**WHAT THIS TASK INVOLVES**
Print the data that follows again, keeping every line exact.

━━━ DATA SUPPLIED

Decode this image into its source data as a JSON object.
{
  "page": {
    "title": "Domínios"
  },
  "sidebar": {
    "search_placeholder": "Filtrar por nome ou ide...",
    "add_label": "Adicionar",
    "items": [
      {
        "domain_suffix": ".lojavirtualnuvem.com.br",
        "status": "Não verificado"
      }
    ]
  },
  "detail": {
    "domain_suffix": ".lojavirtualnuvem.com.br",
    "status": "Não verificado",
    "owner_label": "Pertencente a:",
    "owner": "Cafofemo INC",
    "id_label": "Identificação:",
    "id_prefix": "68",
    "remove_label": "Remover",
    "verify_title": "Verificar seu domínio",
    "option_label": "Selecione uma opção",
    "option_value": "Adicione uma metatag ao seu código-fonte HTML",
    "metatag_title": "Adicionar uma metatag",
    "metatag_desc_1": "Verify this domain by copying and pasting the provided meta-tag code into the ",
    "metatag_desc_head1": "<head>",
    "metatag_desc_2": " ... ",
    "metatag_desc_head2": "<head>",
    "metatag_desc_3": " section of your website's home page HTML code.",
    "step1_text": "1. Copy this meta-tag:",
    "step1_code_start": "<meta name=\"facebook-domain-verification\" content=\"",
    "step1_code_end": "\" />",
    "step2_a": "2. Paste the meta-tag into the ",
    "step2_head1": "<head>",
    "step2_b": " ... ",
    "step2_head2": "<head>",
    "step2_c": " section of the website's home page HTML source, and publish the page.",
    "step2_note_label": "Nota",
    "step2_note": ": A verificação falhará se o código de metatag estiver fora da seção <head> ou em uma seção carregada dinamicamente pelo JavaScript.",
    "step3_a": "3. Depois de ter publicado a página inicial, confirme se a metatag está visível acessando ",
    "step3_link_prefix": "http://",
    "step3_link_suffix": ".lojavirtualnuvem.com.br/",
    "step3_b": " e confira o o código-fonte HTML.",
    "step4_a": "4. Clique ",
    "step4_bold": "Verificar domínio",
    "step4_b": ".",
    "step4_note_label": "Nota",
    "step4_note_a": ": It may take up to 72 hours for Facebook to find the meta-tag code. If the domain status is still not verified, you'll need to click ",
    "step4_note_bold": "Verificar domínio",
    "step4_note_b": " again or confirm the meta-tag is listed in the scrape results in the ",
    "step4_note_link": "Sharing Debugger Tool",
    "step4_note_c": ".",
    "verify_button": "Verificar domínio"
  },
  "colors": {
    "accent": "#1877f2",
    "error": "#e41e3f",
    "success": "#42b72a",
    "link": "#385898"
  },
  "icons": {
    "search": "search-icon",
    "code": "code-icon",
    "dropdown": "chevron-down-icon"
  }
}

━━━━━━

**RESPONSE FOR THIS EXERCISE**
Decode this image into its source data as a JSON object.
{
  "page": {
    "title": "Domínios"
  },
  "sidebar": {
    "search_placeholder": "Filtrar por nome ou ide...",
    "add_label": "Adicionar",
    "items": [
      {
        "domain_suffix": ".lojavirtualnuvem.com.br",
        "status": "Não verificado"
      }
    ]
  },
  "detail": {
    "domain_suffix": ".lojavirtualnuvem.com.br",
    "status": "Não verificado",
    "owner_label": "Pertencente a:",
    "owner": "Cafofemo INC",
    "id_label": "Identificação:",
    "id_prefix": "68",
    "remove_label": "Remover",
    "verify_title": "Verificar seu domínio",
    "option_label": "Selecione uma opção",
    "option_value": "Adicione uma metatag ao seu código-fonte HTML",
    "metatag_title": "Adicionar uma metatag",
    "metatag_desc_1": "Verify this domain by copying and pasting the provided meta-tag code into the ",
    "metatag_desc_head1": "<head>",
    "metatag_desc_2": " ... ",
    "metatag_desc_head2": "<head>",
    "metatag_desc_3": " section of your website's home page HTML code.",
    "step1_text": "1. Copy this meta-tag:",
    "step1_code_start": "<meta name=\"facebook-domain-verification\" content=\"",
    "step1_code_end": "\" />",
    "step2_a": "2. Paste the meta-tag into the ",
    "step2_head1": "<head>",
    "step2_b": " ... ",
    "step2_head2": "<head>",
    "step2_c": " section of the website's home page HTML source, and publish the page.",
    "step2_note_label": "Nota",
    "step2_note": ": A verificação falhará se o código de metatag estiver fora da seção <head> ou em uma seção carregada dinamicamente pelo JavaScript.",
    "step3_a": "3. Depois de ter publicado a página inicial, confirme se a metatag está visível acessando ",
    "step3_link_prefix": "http://",
    "step3_link_suffix": ".lojavirtualnuvem.com.br/",
    "step3_b": " e confira o o código-fonte HTML.",
    "step4_a": "4. Clique ",
    "step4_bold": "Verificar domínio",
    "step4_b": ".",
    "step4_note_label": "Nota",
    "step4_note_a": ": It may take up to 72 hours for Facebook to find the meta-tag code. If the domain status is still not verified, you'll need to click ",
    "step4_note_bold": "Verificar domínio",
    "step4_note_b": " again or confirm the meta-tag is listed in the scrape results in the ",
    "step4_note_link": "Sharing Debugger Tool",
    "step4_note_c": ".",
    "verify_button": "Verificar domínio"
  },
  "colors": {
    "accent": "#1877f2",
    "error": "#e41e3f",
    "success": "#42b72a",
    "link": "#385898"
  },
  "icons": {
    "search": "search-icon",
    "code": "code-icon",
    "dropdown": "chevron-down-icon"
  }
}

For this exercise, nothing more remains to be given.